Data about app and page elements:
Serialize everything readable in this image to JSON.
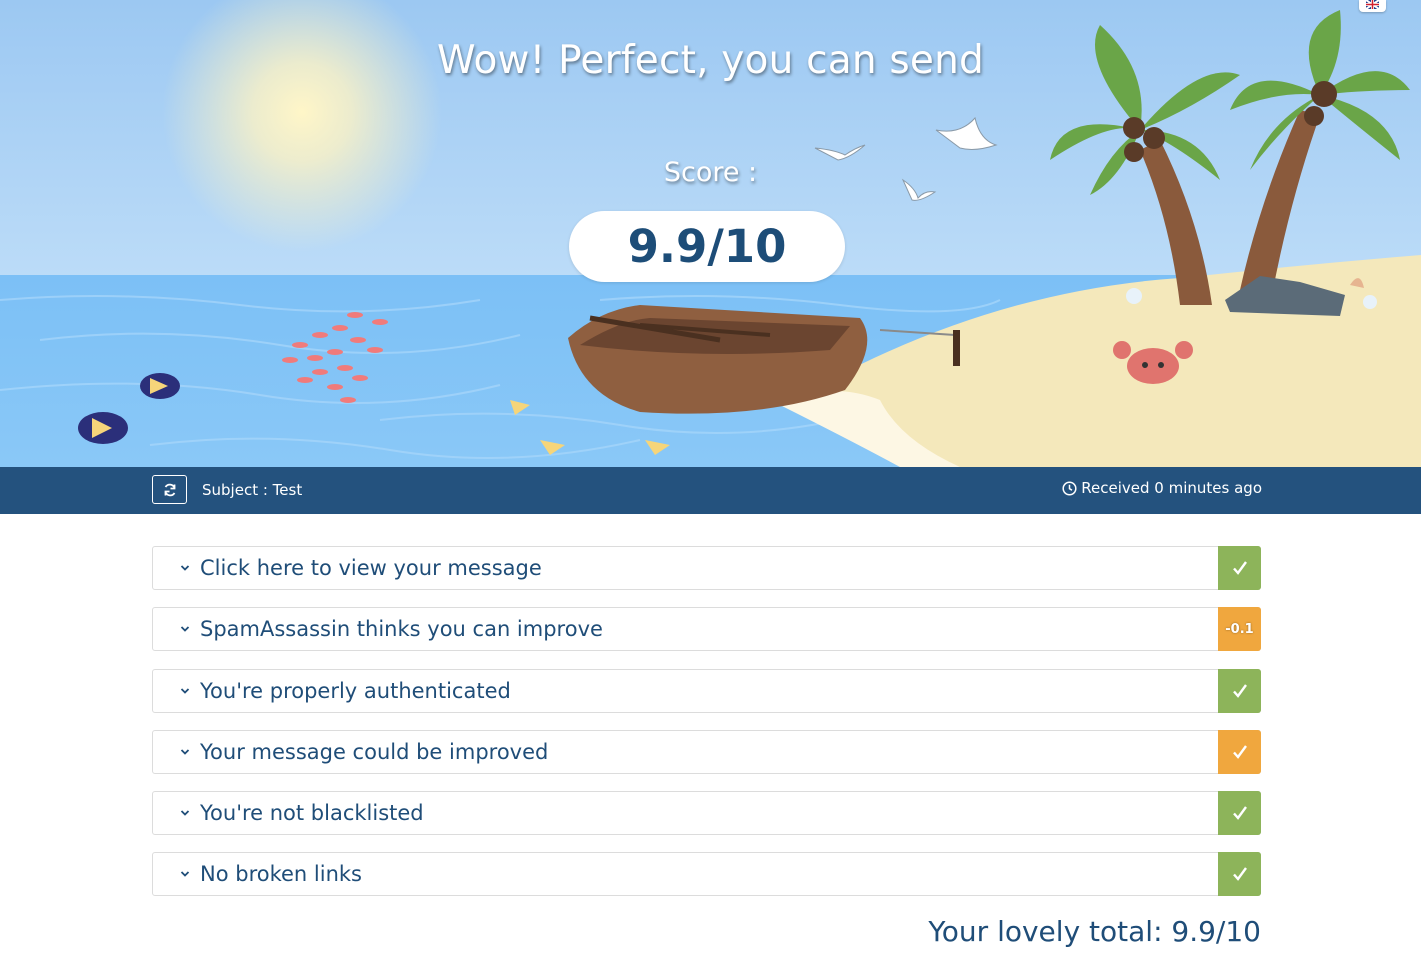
{
  "hero": {
    "title": "Wow! Perfect, you can send",
    "score_label": "Score :",
    "score_value": "9.9/10",
    "language_flag_icon": "uk-flag-icon"
  },
  "subject_bar": {
    "refresh_icon": "refresh-icon",
    "subject": "Subject : Test",
    "received_icon": "clock-icon",
    "received": "Received 0 minutes ago"
  },
  "checks": [
    {
      "label": "Click here to view your message",
      "status": "ok",
      "badge": "",
      "badge_icon": "checkmark-icon",
      "color": "#8db45a"
    },
    {
      "label": "SpamAssassin thinks you can improve",
      "status": "warn",
      "badge": "-0.1",
      "badge_icon": "",
      "color": "#f0a73e"
    },
    {
      "label": "You're properly authenticated",
      "status": "ok",
      "badge": "",
      "badge_icon": "checkmark-icon",
      "color": "#8db45a"
    },
    {
      "label": "Your message could be improved",
      "status": "warn",
      "badge": "",
      "badge_icon": "checkmark-icon",
      "color": "#f0a73e"
    },
    {
      "label": "You're not blacklisted",
      "status": "ok",
      "badge": "",
      "badge_icon": "checkmark-icon",
      "color": "#8db45a"
    },
    {
      "label": "No broken links",
      "status": "ok",
      "badge": "",
      "badge_icon": "checkmark-icon",
      "color": "#8db45a"
    }
  ],
  "total": "Your lovely total: 9.9/10",
  "colors": {
    "navy": "#24527e",
    "text_blue": "#1f4d78",
    "ok_green": "#8db45a",
    "warn_orange": "#f0a73e"
  }
}
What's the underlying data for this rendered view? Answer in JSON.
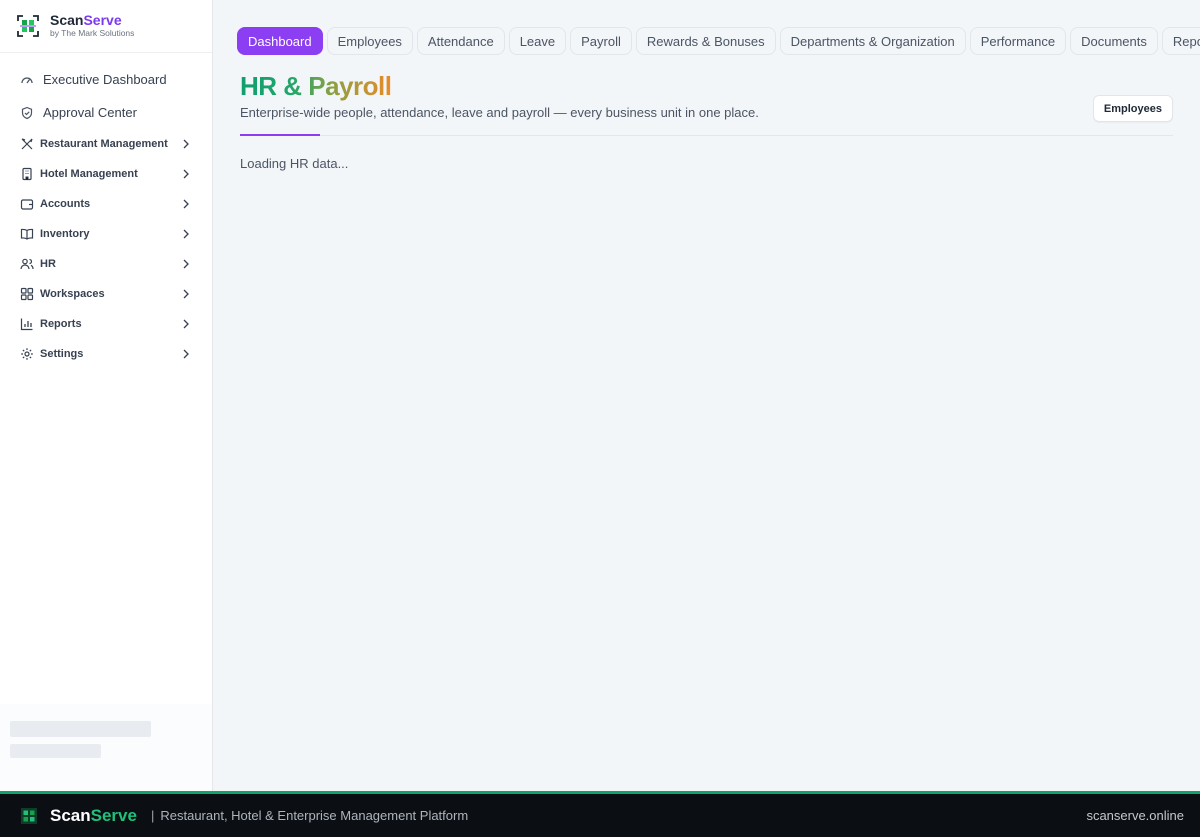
{
  "brand": {
    "name_part1": "Scan",
    "name_part2": "Serve",
    "subtitle": "by The Mark Solutions"
  },
  "sidebar": {
    "top_items": [
      {
        "label": "Executive Dashboard",
        "icon": "gauge-icon"
      },
      {
        "label": "Approval Center",
        "icon": "shield-check-icon"
      }
    ],
    "groups": [
      {
        "label": "Restaurant Management",
        "icon": "utensils-icon"
      },
      {
        "label": "Hotel Management",
        "icon": "building-icon"
      },
      {
        "label": "Accounts",
        "icon": "wallet-icon"
      },
      {
        "label": "Inventory",
        "icon": "book-icon"
      },
      {
        "label": "HR",
        "icon": "users-icon"
      },
      {
        "label": "Workspaces",
        "icon": "grid-icon"
      },
      {
        "label": "Reports",
        "icon": "bar-chart-icon"
      },
      {
        "label": "Settings",
        "icon": "gear-icon"
      }
    ]
  },
  "tabs": [
    {
      "label": "Dashboard",
      "active": true
    },
    {
      "label": "Employees"
    },
    {
      "label": "Attendance"
    },
    {
      "label": "Leave"
    },
    {
      "label": "Payroll"
    },
    {
      "label": "Rewards & Bonuses"
    },
    {
      "label": "Departments & Organization"
    },
    {
      "label": "Performance"
    },
    {
      "label": "Documents"
    },
    {
      "label": "Reports"
    }
  ],
  "page": {
    "title": "HR & Payroll",
    "subtitle": "Enterprise-wide people, attendance, leave and payroll — every business unit in one place.",
    "employees_button": "Employees",
    "loading_text": "Loading HR data..."
  },
  "footer": {
    "name_part1": "Scan",
    "name_part2": "Serve",
    "separator": "|",
    "tagline": "Restaurant, Hotel & Enterprise Management Platform",
    "domain": "scanserve.online"
  },
  "colors": {
    "accent": "#8b3ef2",
    "brand_green": "#10a36a",
    "footer_bg": "#0b0f14"
  }
}
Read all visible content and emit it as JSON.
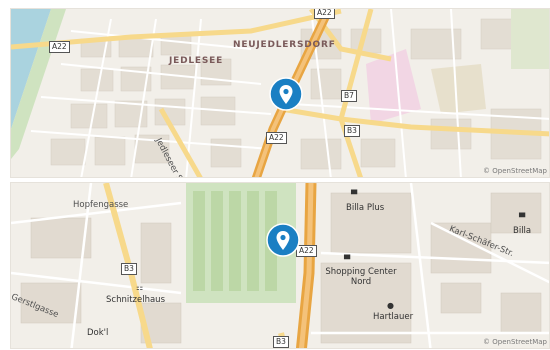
{
  "maps": [
    {
      "district_labels": [
        "JEDLESEE",
        "NEUJEDLERSDORF"
      ],
      "road_shields": [
        "A22",
        "A22",
        "A22",
        "B7",
        "B3"
      ],
      "street_labels": [
        "Jedleseer Str."
      ],
      "attribution": "© OpenStreetMap",
      "marker": "location-pin-icon"
    },
    {
      "street_labels": [
        "Hopfengasse",
        "Gerstlgasse",
        "Karl-Schäfer-Str."
      ],
      "poi_labels": [
        "Billa Plus",
        "Billa",
        "Schnitzelhaus",
        "Shopping Center Nord",
        "Hartlauer",
        "Dok'l"
      ],
      "road_shields": [
        "B3",
        "A22",
        "B3"
      ],
      "attribution": "© OpenStreetMap",
      "marker": "location-pin-icon"
    }
  ],
  "colors": {
    "pin": "#1a7fc3",
    "motorway": "#e8a542",
    "primary_road": "#f7d98b",
    "water": "#aad3df",
    "park": "#c8e0b4",
    "land": "#f2efe9",
    "building": "#ddd6cc",
    "industrial": "#f2d6e4"
  }
}
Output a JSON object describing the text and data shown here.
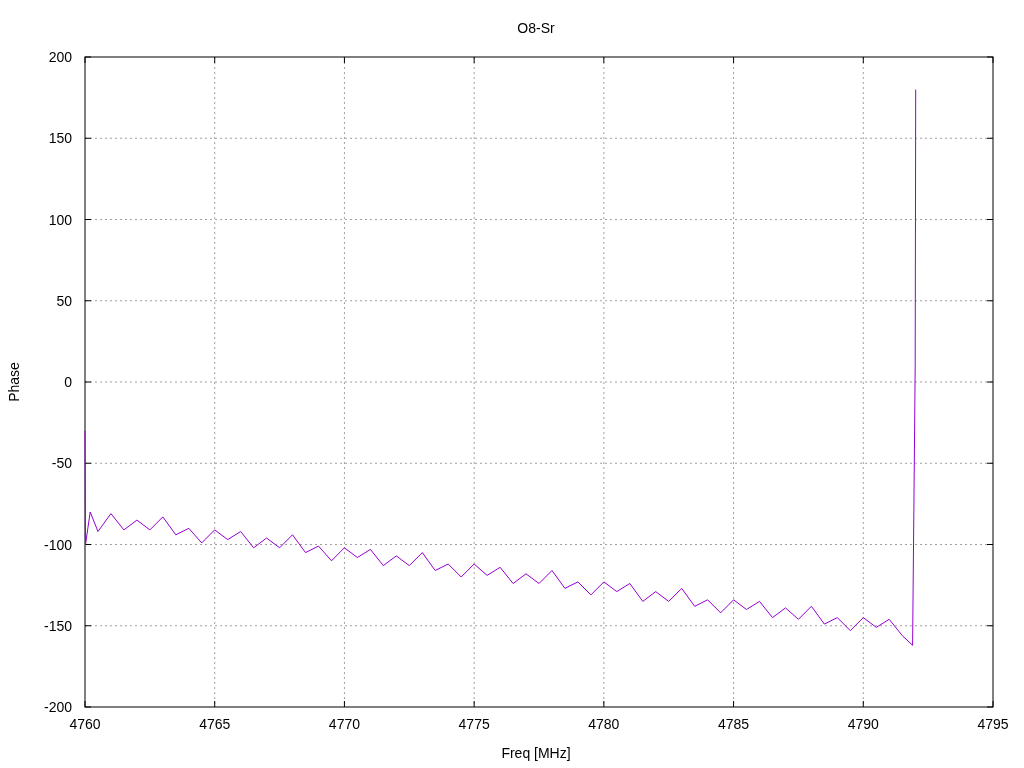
{
  "chart_data": {
    "type": "line",
    "title": "O8-Sr",
    "xlabel": "Freq [MHz]",
    "ylabel": "Phase",
    "grid": true,
    "xlim": [
      4760,
      4795
    ],
    "ylim": [
      -200,
      200
    ],
    "xticks": [
      4760,
      4765,
      4770,
      4775,
      4780,
      4785,
      4790,
      4795
    ],
    "yticks": [
      -200,
      -150,
      -100,
      -50,
      0,
      50,
      100,
      150,
      200
    ],
    "x": [
      4760,
      4760.02,
      4760.2,
      4760.5,
      4761,
      4761.5,
      4762,
      4762.5,
      4763,
      4763.5,
      4764,
      4764.5,
      4765,
      4765.5,
      4766,
      4766.5,
      4767,
      4767.5,
      4768,
      4768.5,
      4769,
      4769.5,
      4770,
      4770.5,
      4771,
      4771.5,
      4772,
      4772.5,
      4773,
      4773.5,
      4774,
      4774.5,
      4775,
      4775.5,
      4776,
      4776.5,
      4777,
      4777.5,
      4778,
      4778.5,
      4779,
      4779.5,
      4780,
      4780.5,
      4781,
      4781.5,
      4782,
      4782.5,
      4783,
      4783.5,
      4784,
      4784.5,
      4785,
      4785.5,
      4786,
      4786.5,
      4787,
      4787.5,
      4788,
      4788.5,
      4789,
      4789.5,
      4790,
      4790.5,
      4791,
      4791.5,
      4791.9,
      4792,
      4792.02
    ],
    "series": [
      {
        "color": "#9400d3",
        "values": [
          -30,
          -100,
          -80,
          -92,
          -81,
          -91,
          -85,
          -91,
          -83,
          -94,
          -90,
          -99,
          -91,
          -97,
          -92,
          -102,
          -96,
          -102,
          -94,
          -105,
          -101,
          -110,
          -102,
          -108,
          -103,
          -113,
          -107,
          -113,
          -105,
          -116,
          -112,
          -120,
          -112,
          -119,
          -114,
          -124,
          -118,
          -124,
          -116,
          -127,
          -123,
          -131,
          -123,
          -129,
          -124,
          -135,
          -129,
          -135,
          -127,
          -138,
          -134,
          -142,
          -134,
          -140,
          -135,
          -145,
          -139,
          -146,
          -138,
          -149,
          -145,
          -153,
          -145,
          -151,
          -146,
          -156,
          -162,
          10,
          180
        ]
      }
    ]
  }
}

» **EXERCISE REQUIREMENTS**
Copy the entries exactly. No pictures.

» **EXERCISE OUTPUT**
Serialize everything readable in this image to JSON.
{
  "hero": {
    "title": "Wow! Perfect, you can send",
    "score_label": "Score :",
    "score_value": "9.9/10",
    "language_flag_icon": "uk-flag-icon"
  },
  "subject_bar": {
    "refresh_icon": "refresh-icon",
    "subject": "Subject : Test",
    "received_icon": "clock-icon",
    "received": "Received 0 minutes ago"
  },
  "checks": [
    {
      "label": "Click here to view your message",
      "status": "ok",
      "badge": "",
      "badge_icon": "checkmark-icon",
      "color": "#8db45a"
    },
    {
      "label": "SpamAssassin thinks you can improve",
      "status": "warn",
      "badge": "-0.1",
      "badge_icon": "",
      "color": "#f0a73e"
    },
    {
      "label": "You're properly authenticated",
      "status": "ok",
      "badge": "",
      "badge_icon": "checkmark-icon",
      "color": "#8db45a"
    },
    {
      "label": "Your message could be improved",
      "status": "warn",
      "badge": "",
      "badge_icon": "checkmark-icon",
      "color": "#f0a73e"
    },
    {
      "label": "You're not blacklisted",
      "status": "ok",
      "badge": "",
      "badge_icon": "checkmark-icon",
      "color": "#8db45a"
    },
    {
      "label": "No broken links",
      "status": "ok",
      "badge": "",
      "badge_icon": "checkmark-icon",
      "color": "#8db45a"
    }
  ],
  "total": "Your lovely total: 9.9/10",
  "colors": {
    "navy": "#24527e",
    "text_blue": "#1f4d78",
    "ok_green": "#8db45a",
    "warn_orange": "#f0a73e"
  }
}
What's the underlying data for this rendered view? Answer in JSON.
{
  "brand": {
    "name_part1": "Scan",
    "name_part2": "Serve",
    "subtitle": "by The Mark Solutions"
  },
  "sidebar": {
    "top_items": [
      {
        "label": "Executive Dashboard",
        "icon": "gauge-icon"
      },
      {
        "label": "Approval Center",
        "icon": "shield-check-icon"
      }
    ],
    "groups": [
      {
        "label": "Restaurant Management",
        "icon": "utensils-icon"
      },
      {
        "label": "Hotel Management",
        "icon": "building-icon"
      },
      {
        "label": "Accounts",
        "icon": "wallet-icon"
      },
      {
        "label": "Inventory",
        "icon": "book-icon"
      },
      {
        "label": "HR",
        "icon": "users-icon"
      },
      {
        "label": "Workspaces",
        "icon": "grid-icon"
      },
      {
        "label": "Reports",
        "icon": "bar-chart-icon"
      },
      {
        "label": "Settings",
        "icon": "gear-icon"
      }
    ]
  },
  "tabs": [
    {
      "label": "Dashboard",
      "active": true
    },
    {
      "label": "Employees"
    },
    {
      "label": "Attendance"
    },
    {
      "label": "Leave"
    },
    {
      "label": "Payroll"
    },
    {
      "label": "Rewards & Bonuses"
    },
    {
      "label": "Departments & Organization"
    },
    {
      "label": "Performance"
    },
    {
      "label": "Documents"
    },
    {
      "label": "Reports"
    }
  ],
  "page": {
    "title": "HR & Payroll",
    "subtitle": "Enterprise-wide people, attendance, leave and payroll — every business unit in one place.",
    "employees_button": "Employees",
    "loading_text": "Loading HR data..."
  },
  "footer": {
    "name_part1": "Scan",
    "name_part2": "Serve",
    "separator": "|",
    "tagline": "Restaurant, Hotel & Enterprise Management Platform",
    "domain": "scanserve.online"
  },
  "colors": {
    "accent": "#8b3ef2",
    "brand_green": "#10a36a",
    "footer_bg": "#0b0f14"
  }
}
Read all visible content and emit it as JSON.
{
  "maps": [
    {
      "district_labels": [
        "JEDLESEE",
        "NEUJEDLERSDORF"
      ],
      "road_shields": [
        "A22",
        "A22",
        "A22",
        "B7",
        "B3"
      ],
      "street_labels": [
        "Jedleseer Str."
      ],
      "attribution": "© OpenStreetMap",
      "marker": "location-pin-icon"
    },
    {
      "street_labels": [
        "Hopfengasse",
        "Gerstlgasse",
        "Karl-Schäfer-Str."
      ],
      "poi_labels": [
        "Billa Plus",
        "Billa",
        "Schnitzelhaus",
        "Shopping Center Nord",
        "Hartlauer",
        "Dok'l"
      ],
      "road_shields": [
        "B3",
        "A22",
        "B3"
      ],
      "attribution": "© OpenStreetMap",
      "marker": "location-pin-icon"
    }
  ],
  "colors": {
    "pin": "#1a7fc3",
    "motorway": "#e8a542",
    "primary_road": "#f7d98b",
    "water": "#aad3df",
    "park": "#c8e0b4",
    "land": "#f2efe9",
    "building": "#ddd6cc",
    "industrial": "#f2d6e4"
  }
}
Output a JSON object describing the text and data shown here.
{
  "chart_data": {
    "type": "line",
    "title": "O8-Sr",
    "xlabel": "Freq [MHz]",
    "ylabel": "Phase",
    "grid": true,
    "xlim": [
      4760,
      4795
    ],
    "ylim": [
      -200,
      200
    ],
    "xticks": [
      4760,
      4765,
      4770,
      4775,
      4780,
      4785,
      4790,
      4795
    ],
    "yticks": [
      -200,
      -150,
      -100,
      -50,
      0,
      50,
      100,
      150,
      200
    ],
    "x": [
      4760,
      4760.02,
      4760.2,
      4760.5,
      4761,
      4761.5,
      4762,
      4762.5,
      4763,
      4763.5,
      4764,
      4764.5,
      4765,
      4765.5,
      4766,
      4766.5,
      4767,
      4767.5,
      4768,
      4768.5,
      4769,
      4769.5,
      4770,
      4770.5,
      4771,
      4771.5,
      4772,
      4772.5,
      4773,
      4773.5,
      4774,
      4774.5,
      4775,
      4775.5,
      4776,
      4776.5,
      4777,
      4777.5,
      4778,
      4778.5,
      4779,
      4779.5,
      4780,
      4780.5,
      4781,
      4781.5,
      4782,
      4782.5,
      4783,
      4783.5,
      4784,
      4784.5,
      4785,
      4785.5,
      4786,
      4786.5,
      4787,
      4787.5,
      4788,
      4788.5,
      4789,
      4789.5,
      4790,
      4790.5,
      4791,
      4791.5,
      4791.9,
      4792,
      4792.02
    ],
    "series": [
      {
        "color": "#9400d3",
        "values": [
          -30,
          -100,
          -80,
          -92,
          -81,
          -91,
          -85,
          -91,
          -83,
          -94,
          -90,
          -99,
          -91,
          -97,
          -92,
          -102,
          -96,
          -102,
          -94,
          -105,
          -101,
          -110,
          -102,
          -108,
          -103,
          -113,
          -107,
          -113,
          -105,
          -116,
          -112,
          -120,
          -112,
          -119,
          -114,
          -124,
          -118,
          -124,
          -116,
          -127,
          -123,
          -131,
          -123,
          -129,
          -124,
          -135,
          -129,
          -135,
          -127,
          -138,
          -134,
          -142,
          -134,
          -140,
          -135,
          -145,
          -139,
          -146,
          -138,
          -149,
          -145,
          -153,
          -145,
          -151,
          -146,
          -156,
          -162,
          10,
          180
        ]
      }
    ]
  }
}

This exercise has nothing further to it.